Only one in 10 respondents from the traditionally more cautious college ruled out any industrial action or protest.
But RCN head of employment relations Josie Irwin told Nursing Times: “The mood about pay is more muted resignation than militancy.

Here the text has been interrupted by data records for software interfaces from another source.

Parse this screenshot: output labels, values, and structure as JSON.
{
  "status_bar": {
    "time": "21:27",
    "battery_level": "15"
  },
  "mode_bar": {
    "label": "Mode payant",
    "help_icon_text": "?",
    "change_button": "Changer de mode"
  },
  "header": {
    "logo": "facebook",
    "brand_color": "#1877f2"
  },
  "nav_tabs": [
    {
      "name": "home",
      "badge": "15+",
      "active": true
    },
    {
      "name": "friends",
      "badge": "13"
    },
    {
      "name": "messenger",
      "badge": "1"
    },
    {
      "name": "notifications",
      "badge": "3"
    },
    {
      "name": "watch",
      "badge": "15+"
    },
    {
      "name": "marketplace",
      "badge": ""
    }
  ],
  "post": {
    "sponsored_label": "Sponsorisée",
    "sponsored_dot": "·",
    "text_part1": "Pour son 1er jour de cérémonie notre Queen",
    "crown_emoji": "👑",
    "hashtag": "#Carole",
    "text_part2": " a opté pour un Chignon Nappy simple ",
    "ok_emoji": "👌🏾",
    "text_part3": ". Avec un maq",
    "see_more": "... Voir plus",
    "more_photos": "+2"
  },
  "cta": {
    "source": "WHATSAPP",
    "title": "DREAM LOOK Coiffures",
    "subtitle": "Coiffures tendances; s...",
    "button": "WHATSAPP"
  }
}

However, if there are attacks on nurses’ pensions this mood could change.”
The RCN is the largest organisation representing nurses, acting on behalf of 400,000 people, including student nurses and healthcare support workers.
Unite lead officer for nursing Barrie Brown agreed pensions were a big concern, but said a range of factors were fuelling nurses’ anger, including increased workloads, service cuts, pay freezes and changes to terms and conditions.
He said the union was “treading lightly” at the moment but was in the process of developing a wider campaign around the white paper, NHS cuts and privatisation.
Unison is currently consulting its members on their concerns about service cuts and their terms and conditions.
Unison members are most likely to walk out